▶ _Exercise brief_
Provide the number of lines in the records that hold the string "caption", without any other words.

▶ _The records_
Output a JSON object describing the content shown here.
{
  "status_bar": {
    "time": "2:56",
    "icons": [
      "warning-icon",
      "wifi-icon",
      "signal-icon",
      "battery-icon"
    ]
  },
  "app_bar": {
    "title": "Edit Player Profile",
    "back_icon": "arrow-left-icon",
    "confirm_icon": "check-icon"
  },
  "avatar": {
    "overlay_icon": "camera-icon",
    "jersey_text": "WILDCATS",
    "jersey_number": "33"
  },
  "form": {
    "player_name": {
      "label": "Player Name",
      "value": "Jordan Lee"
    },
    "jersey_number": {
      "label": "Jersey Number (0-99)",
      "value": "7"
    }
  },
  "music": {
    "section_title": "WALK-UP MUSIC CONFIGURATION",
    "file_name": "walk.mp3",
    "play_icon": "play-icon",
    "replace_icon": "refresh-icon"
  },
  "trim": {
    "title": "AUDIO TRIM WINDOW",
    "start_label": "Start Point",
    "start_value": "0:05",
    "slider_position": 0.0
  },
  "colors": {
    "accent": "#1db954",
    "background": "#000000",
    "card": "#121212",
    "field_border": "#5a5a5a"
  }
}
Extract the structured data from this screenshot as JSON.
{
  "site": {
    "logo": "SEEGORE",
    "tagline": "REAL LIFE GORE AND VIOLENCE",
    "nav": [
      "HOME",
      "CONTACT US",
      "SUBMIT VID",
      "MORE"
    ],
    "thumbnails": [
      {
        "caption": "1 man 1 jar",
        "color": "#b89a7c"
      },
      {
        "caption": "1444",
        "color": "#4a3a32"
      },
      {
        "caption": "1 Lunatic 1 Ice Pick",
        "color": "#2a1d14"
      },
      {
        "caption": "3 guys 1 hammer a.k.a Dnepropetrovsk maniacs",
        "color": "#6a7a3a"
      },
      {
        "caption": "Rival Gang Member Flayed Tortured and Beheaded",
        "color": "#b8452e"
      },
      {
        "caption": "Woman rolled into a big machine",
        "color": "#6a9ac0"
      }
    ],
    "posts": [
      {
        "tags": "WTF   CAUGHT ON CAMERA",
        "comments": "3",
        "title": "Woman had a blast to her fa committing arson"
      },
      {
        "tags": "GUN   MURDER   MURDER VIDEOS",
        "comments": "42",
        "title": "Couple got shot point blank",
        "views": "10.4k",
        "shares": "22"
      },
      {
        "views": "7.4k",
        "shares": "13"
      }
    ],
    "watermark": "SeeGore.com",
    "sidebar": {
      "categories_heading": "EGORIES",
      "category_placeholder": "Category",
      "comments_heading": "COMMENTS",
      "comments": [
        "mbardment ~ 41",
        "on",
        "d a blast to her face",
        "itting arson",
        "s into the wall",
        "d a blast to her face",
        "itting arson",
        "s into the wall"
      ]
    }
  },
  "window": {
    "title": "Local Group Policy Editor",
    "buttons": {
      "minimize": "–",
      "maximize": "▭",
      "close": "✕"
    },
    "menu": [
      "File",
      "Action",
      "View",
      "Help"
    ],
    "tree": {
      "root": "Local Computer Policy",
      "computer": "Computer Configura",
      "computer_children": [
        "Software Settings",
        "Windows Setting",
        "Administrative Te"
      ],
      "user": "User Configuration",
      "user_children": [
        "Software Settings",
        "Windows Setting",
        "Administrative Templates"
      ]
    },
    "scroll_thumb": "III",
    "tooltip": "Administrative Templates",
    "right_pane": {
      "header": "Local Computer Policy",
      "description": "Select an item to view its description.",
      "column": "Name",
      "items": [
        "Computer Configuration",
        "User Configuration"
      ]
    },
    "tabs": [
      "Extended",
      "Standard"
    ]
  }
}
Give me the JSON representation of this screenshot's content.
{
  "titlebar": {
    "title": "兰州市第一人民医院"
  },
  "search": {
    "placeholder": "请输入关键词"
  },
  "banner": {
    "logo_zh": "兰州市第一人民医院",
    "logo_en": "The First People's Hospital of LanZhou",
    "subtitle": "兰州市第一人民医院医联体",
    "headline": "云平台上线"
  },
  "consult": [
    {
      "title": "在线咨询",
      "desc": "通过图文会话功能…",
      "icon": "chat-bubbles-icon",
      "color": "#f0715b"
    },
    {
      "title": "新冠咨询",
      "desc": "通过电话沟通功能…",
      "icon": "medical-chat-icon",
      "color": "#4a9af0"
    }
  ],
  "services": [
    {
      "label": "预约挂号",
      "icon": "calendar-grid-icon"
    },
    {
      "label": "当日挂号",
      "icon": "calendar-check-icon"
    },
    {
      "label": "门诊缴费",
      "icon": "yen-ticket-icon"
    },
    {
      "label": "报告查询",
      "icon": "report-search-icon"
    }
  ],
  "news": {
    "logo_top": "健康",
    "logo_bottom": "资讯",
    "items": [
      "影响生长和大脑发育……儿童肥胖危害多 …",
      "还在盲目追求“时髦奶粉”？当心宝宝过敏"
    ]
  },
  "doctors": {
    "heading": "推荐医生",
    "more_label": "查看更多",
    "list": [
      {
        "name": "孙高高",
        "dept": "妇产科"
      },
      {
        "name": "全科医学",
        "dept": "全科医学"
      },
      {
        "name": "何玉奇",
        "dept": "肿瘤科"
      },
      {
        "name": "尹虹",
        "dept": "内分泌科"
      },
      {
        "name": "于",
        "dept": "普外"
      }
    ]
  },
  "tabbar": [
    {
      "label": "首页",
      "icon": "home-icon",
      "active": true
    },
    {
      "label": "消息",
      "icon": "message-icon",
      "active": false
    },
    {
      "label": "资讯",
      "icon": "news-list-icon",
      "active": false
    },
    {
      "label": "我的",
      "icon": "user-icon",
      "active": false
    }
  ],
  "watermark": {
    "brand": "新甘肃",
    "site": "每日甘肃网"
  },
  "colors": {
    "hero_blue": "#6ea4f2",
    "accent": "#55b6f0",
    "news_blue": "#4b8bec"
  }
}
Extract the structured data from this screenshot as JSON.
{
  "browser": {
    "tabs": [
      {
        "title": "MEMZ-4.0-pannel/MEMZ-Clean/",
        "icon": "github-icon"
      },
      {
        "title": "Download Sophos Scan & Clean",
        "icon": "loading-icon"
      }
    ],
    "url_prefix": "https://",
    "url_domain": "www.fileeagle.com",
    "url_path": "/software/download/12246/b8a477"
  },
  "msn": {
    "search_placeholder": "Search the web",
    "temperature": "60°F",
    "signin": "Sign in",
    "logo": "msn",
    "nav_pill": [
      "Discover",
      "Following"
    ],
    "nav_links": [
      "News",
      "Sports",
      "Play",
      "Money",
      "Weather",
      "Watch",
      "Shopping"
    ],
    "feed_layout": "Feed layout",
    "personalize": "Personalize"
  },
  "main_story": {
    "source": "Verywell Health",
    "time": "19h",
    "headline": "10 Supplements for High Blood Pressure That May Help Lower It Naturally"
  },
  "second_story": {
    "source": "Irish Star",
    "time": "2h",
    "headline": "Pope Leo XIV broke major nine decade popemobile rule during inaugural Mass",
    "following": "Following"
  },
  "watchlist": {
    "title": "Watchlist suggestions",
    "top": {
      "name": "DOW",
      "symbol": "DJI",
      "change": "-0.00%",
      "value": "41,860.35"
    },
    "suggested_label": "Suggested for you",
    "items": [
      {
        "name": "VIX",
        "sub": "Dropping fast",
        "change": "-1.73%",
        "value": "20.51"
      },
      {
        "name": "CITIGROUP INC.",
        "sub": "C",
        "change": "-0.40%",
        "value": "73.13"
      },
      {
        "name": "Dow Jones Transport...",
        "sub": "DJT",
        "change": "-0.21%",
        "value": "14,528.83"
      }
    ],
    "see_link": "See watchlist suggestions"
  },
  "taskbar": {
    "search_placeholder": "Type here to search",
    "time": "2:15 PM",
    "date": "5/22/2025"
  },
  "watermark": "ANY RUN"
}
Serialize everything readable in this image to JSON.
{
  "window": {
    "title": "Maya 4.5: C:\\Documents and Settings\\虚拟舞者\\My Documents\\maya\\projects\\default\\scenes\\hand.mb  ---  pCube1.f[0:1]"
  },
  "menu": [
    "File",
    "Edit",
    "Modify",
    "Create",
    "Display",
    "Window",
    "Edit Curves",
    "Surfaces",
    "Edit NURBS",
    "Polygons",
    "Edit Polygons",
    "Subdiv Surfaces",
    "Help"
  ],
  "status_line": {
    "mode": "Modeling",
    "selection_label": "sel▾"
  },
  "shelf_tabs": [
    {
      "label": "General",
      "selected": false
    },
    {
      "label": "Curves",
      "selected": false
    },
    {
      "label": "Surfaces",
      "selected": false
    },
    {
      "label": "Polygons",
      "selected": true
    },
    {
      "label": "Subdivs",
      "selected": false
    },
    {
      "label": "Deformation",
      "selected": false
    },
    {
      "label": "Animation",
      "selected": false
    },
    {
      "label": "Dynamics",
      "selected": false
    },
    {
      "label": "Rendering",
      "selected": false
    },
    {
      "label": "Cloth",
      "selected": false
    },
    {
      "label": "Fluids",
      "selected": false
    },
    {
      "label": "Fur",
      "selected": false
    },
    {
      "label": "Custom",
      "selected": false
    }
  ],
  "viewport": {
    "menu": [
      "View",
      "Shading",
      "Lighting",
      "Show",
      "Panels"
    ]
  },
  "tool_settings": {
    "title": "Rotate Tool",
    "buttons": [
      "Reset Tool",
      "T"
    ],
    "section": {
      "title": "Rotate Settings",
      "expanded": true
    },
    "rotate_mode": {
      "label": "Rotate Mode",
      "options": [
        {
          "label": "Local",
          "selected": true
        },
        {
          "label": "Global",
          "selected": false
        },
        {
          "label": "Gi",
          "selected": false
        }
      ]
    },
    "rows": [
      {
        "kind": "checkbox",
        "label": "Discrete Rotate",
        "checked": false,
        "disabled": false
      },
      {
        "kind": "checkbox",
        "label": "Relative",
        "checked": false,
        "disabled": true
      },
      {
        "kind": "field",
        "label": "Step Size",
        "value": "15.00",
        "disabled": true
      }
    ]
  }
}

▶ _Answer to the problem_
6